Exercise data
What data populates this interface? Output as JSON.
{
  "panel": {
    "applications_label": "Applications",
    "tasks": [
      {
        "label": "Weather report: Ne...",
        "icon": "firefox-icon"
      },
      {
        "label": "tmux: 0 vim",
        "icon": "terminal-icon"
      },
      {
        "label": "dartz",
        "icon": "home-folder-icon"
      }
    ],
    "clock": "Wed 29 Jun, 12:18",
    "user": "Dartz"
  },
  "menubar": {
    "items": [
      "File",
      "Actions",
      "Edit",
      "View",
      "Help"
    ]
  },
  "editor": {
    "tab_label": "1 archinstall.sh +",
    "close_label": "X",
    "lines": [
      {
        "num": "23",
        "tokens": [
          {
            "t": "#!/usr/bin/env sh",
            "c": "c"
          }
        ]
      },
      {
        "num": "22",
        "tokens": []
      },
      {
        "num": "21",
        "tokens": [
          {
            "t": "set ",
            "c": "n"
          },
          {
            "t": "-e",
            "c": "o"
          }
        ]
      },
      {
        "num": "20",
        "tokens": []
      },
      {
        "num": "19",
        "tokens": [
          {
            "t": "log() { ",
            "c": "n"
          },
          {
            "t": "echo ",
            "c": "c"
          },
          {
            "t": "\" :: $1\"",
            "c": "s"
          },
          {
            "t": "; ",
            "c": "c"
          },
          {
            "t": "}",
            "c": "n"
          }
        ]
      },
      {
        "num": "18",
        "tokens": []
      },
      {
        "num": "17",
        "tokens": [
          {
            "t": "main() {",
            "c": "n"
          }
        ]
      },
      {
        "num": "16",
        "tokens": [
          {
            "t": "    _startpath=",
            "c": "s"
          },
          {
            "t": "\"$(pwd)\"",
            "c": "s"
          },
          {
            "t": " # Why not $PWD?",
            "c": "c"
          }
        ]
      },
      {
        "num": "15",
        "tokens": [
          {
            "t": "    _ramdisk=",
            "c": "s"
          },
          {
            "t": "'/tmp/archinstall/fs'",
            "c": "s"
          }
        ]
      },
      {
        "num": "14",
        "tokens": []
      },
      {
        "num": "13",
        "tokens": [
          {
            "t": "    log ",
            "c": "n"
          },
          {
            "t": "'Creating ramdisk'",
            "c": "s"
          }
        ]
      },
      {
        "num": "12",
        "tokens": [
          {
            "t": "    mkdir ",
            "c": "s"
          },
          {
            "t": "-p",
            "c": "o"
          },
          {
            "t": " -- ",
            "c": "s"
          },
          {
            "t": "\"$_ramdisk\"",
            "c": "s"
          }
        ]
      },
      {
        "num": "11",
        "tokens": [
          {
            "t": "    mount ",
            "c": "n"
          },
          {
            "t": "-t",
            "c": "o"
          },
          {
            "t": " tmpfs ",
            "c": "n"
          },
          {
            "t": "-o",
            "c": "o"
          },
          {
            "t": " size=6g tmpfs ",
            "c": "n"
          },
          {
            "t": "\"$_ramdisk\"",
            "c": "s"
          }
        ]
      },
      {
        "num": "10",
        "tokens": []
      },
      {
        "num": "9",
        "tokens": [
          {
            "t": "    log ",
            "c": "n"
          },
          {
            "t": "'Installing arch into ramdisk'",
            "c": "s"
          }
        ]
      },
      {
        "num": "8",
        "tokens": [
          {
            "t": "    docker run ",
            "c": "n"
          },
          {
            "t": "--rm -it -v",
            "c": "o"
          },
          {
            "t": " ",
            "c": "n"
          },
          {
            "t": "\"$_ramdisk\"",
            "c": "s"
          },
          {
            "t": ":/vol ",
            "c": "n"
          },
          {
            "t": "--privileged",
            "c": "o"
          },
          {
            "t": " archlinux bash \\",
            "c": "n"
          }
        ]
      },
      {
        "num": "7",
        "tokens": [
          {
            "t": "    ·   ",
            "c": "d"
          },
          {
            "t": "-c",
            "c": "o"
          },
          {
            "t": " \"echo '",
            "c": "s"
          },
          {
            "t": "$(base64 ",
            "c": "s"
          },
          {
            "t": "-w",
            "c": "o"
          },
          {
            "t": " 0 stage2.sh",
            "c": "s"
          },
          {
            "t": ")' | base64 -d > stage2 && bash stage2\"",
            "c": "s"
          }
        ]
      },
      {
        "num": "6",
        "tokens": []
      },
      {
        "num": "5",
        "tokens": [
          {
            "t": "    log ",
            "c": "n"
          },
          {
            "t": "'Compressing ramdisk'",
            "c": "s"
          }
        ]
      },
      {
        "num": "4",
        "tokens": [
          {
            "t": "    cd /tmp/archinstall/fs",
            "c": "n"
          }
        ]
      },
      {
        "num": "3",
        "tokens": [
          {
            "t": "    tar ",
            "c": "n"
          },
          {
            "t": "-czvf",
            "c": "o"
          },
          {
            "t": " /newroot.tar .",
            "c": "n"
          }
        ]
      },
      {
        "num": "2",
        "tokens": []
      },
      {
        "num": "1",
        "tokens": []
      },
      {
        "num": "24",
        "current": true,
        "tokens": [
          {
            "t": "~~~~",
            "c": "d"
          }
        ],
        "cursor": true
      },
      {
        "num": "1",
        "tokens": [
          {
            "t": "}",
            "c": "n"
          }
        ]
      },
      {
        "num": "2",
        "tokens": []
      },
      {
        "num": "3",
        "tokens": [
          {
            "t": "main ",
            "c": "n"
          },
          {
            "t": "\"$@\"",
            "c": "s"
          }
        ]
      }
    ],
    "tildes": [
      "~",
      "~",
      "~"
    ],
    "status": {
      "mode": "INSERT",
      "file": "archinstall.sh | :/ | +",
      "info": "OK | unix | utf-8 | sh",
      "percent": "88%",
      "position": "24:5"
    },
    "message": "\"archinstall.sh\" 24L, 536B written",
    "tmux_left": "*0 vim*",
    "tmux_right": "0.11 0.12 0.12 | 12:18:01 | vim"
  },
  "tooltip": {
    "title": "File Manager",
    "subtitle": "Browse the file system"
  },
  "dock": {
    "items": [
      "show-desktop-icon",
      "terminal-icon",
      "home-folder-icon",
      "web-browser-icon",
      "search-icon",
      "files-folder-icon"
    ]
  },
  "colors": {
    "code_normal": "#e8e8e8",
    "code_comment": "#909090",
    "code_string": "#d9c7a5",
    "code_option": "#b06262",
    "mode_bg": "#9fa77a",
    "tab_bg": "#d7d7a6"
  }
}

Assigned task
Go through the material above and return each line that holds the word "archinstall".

Expected answer
    "tab_label": "1 archinstall.sh +",
            "t": "'/tmp/archinstall/fs'",
            "t": "    cd /tmp/archinstall/fs",
      "file": "archinstall.sh | :/ | +",
    "message": "\"archinstall.sh\" 24L, 536B written",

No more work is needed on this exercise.